Records drawn from a dataset:

☆ ☆ ☆

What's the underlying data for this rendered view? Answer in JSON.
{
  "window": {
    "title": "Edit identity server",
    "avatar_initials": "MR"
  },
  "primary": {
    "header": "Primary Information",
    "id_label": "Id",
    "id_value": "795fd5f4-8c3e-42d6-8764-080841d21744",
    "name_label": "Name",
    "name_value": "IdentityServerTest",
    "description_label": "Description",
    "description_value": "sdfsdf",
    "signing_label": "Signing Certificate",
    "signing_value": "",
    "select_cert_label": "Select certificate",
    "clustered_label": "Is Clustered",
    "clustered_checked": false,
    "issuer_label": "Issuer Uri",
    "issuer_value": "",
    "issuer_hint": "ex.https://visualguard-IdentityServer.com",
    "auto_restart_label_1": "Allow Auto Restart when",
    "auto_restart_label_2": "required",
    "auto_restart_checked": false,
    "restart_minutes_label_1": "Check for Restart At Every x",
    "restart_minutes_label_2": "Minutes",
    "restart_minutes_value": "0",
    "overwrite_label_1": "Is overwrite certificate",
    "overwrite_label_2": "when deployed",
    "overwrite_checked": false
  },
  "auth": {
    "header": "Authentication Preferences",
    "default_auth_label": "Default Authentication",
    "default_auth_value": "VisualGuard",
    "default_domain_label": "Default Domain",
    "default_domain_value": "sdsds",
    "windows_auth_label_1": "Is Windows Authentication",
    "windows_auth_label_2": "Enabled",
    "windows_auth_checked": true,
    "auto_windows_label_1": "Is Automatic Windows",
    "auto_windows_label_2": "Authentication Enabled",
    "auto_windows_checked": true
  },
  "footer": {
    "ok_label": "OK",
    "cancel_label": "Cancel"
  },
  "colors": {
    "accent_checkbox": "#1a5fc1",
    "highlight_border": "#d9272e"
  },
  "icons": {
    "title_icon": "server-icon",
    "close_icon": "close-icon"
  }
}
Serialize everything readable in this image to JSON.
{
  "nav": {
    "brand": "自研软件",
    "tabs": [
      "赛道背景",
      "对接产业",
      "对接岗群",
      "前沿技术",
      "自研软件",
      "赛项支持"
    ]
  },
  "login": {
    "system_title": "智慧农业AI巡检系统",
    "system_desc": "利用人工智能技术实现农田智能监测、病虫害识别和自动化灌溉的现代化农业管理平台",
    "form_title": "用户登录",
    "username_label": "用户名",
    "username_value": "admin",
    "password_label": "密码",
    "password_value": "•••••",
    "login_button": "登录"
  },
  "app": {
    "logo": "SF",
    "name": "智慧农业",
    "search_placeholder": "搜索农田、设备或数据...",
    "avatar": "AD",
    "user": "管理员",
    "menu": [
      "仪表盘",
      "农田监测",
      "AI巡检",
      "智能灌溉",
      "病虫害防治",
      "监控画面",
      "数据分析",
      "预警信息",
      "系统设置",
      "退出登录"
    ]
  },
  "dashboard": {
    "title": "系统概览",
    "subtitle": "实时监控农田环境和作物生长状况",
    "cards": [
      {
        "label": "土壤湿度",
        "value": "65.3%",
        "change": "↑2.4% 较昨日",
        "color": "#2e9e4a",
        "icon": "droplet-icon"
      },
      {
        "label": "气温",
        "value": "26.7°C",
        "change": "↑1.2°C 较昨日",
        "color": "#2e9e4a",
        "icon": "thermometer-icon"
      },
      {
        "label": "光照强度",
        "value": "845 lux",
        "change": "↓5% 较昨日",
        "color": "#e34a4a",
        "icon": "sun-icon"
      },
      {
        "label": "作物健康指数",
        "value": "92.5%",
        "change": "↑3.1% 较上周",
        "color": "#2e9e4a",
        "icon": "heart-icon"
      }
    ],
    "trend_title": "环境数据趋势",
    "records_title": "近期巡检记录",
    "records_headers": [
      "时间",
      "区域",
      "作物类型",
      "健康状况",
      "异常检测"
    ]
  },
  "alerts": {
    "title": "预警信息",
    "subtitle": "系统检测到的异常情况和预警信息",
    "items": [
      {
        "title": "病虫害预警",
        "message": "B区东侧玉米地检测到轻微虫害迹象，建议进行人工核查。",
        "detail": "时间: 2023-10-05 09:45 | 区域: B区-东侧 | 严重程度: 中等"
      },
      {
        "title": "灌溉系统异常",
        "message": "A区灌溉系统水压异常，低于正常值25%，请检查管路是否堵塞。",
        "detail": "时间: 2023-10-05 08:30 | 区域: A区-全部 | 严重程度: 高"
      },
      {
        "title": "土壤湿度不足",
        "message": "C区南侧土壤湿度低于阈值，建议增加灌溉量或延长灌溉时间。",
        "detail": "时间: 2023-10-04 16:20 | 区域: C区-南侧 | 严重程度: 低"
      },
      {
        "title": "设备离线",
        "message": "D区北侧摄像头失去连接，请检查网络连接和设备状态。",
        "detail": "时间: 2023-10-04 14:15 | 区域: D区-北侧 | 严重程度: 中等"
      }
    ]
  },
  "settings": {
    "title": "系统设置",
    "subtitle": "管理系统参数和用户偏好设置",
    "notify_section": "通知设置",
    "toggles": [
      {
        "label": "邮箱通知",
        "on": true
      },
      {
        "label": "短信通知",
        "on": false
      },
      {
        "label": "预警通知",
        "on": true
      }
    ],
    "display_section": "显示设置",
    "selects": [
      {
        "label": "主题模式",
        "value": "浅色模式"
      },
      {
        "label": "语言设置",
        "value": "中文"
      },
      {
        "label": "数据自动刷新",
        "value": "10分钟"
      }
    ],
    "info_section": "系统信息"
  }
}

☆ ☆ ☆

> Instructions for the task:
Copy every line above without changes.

> Written response:
What's the underlying data for this rendered view? Answer in JSON.
{
  "window": {
    "title": "Edit identity server",
    "avatar_initials": "MR"
  },
  "primary": {
    "header": "Primary Information",
    "id_label": "Id",
    "id_value": "795fd5f4-8c3e-42d6-8764-080841d21744",
    "name_label": "Name",
    "name_value": "IdentityServerTest",
    "description_label": "Description",
    "description_value": "sdfsdf",
    "signing_label": "Signing Certificate",
    "signing_value": "",
    "select_cert_label": "Select certificate",
    "clustered_label": "Is Clustered",
    "clustered_checked": false,
    "issuer_label": "Issuer Uri",
    "issuer_value": "",
    "issuer_hint": "ex.https://visualguard-IdentityServer.com",
    "auto_restart_label_1": "Allow Auto Restart when",
    "auto_restart_label_2": "required",
    "auto_restart_checked": false,
    "restart_minutes_label_1": "Check for Restart At Every x",
    "restart_minutes_label_2": "Minutes",
    "restart_minutes_value": "0",
    "overwrite_label_1": "Is overwrite certificate",
    "overwrite_label_2": "when deployed",
    "overwrite_checked": false
  },
  "auth": {
    "header": "Authentication Preferences",
    "default_auth_label": "Default Authentication",
    "default_auth_value": "VisualGuard",
    "default_domain_label": "Default Domain",
    "default_domain_value": "sdsds",
    "windows_auth_label_1": "Is Windows Authentication",
    "windows_auth_label_2": "Enabled",
    "windows_auth_checked": true,
    "auto_windows_label_1": "Is Automatic Windows",
    "auto_windows_label_2": "Authentication Enabled",
    "auto_windows_checked": true
  },
  "footer": {
    "ok_label": "OK",
    "cancel_label": "Cancel"
  },
  "colors": {
    "accent_checkbox": "#1a5fc1",
    "highlight_border": "#d9272e"
  },
  "icons": {
    "title_icon": "server-icon",
    "close_icon": "close-icon"
  }
}
Serialize everything readable in this image to JSON.
{
  "nav": {
    "brand": "自研软件",
    "tabs": [
      "赛道背景",
      "对接产业",
      "对接岗群",
      "前沿技术",
      "自研软件",
      "赛项支持"
    ]
  },
  "login": {
    "system_title": "智慧农业AI巡检系统",
    "system_desc": "利用人工智能技术实现农田智能监测、病虫害识别和自动化灌溉的现代化农业管理平台",
    "form_title": "用户登录",
    "username_label": "用户名",
    "username_value": "admin",
    "password_label": "密码",
    "password_value": "•••••",
    "login_button": "登录"
  },
  "app": {
    "logo": "SF",
    "name": "智慧农业",
    "search_placeholder": "搜索农田、设备或数据...",
    "avatar": "AD",
    "user": "管理员",
    "menu": [
      "仪表盘",
      "农田监测",
      "AI巡检",
      "智能灌溉",
      "病虫害防治",
      "监控画面",
      "数据分析",
      "预警信息",
      "系统设置",
      "退出登录"
    ]
  },
  "dashboard": {
    "title": "系统概览",
    "subtitle": "实时监控农田环境和作物生长状况",
    "cards": [
      {
        "label": "土壤湿度",
        "value": "65.3%",
        "change": "↑2.4% 较昨日",
        "color": "#2e9e4a",
        "icon": "droplet-icon"
      },
      {
        "label": "气温",
        "value": "26.7°C",
        "change": "↑1.2°C 较昨日",
        "color": "#2e9e4a",
        "icon": "thermometer-icon"
      },
      {
        "label": "光照强度",
        "value": "845 lux",
        "change": "↓5% 较昨日",
        "color": "#e34a4a",
        "icon": "sun-icon"
      },
      {
        "label": "作物健康指数",
        "value": "92.5%",
        "change": "↑3.1% 较上周",
        "color": "#2e9e4a",
        "icon": "heart-icon"
      }
    ],
    "trend_title": "环境数据趋势",
    "records_title": "近期巡检记录",
    "records_headers": [
      "时间",
      "区域",
      "作物类型",
      "健康状况",
      "异常检测"
    ]
  },
  "alerts": {
    "title": "预警信息",
    "subtitle": "系统检测到的异常情况和预警信息",
    "items": [
      {
        "title": "病虫害预警",
        "message": "B区东侧玉米地检测到轻微虫害迹象，建议进行人工核查。",
        "detail": "时间: 2023-10-05 09:45 | 区域: B区-东侧 | 严重程度: 中等"
      },
      {
        "title": "灌溉系统异常",
        "message": "A区灌溉系统水压异常，低于正常值25%，请检查管路是否堵塞。",
        "detail": "时间: 2023-10-05 08:30 | 区域: A区-全部 | 严重程度: 高"
      },
      {
        "title": "土壤湿度不足",
        "message": "C区南侧土壤湿度低于阈值，建议增加灌溉量或延长灌溉时间。",
        "detail": "时间: 2023-10-04 16:20 | 区域: C区-南侧 | 严重程度: 低"
      },
      {
        "title": "设备离线",
        "message": "D区北侧摄像头失去连接，请检查网络连接和设备状态。",
        "detail": "时间: 2023-10-04 14:15 | 区域: D区-北侧 | 严重程度: 中等"
      }
    ]
  },
  "settings": {
    "title": "系统设置",
    "subtitle": "管理系统参数和用户偏好设置",
    "notify_section": "通知设置",
    "toggles": [
      {
        "label": "邮箱通知",
        "on": true
      },
      {
        "label": "短信通知",
        "on": false
      },
      {
        "label": "预警通知",
        "on": true
      }
    ],
    "display_section": "显示设置",
    "selects": [
      {
        "label": "主题模式",
        "value": "浅色模式"
      },
      {
        "label": "语言设置",
        "value": "中文"
      },
      {
        "label": "数据自动刷新",
        "value": "10分钟"
      }
    ],
    "info_section": "系统信息"
  }
}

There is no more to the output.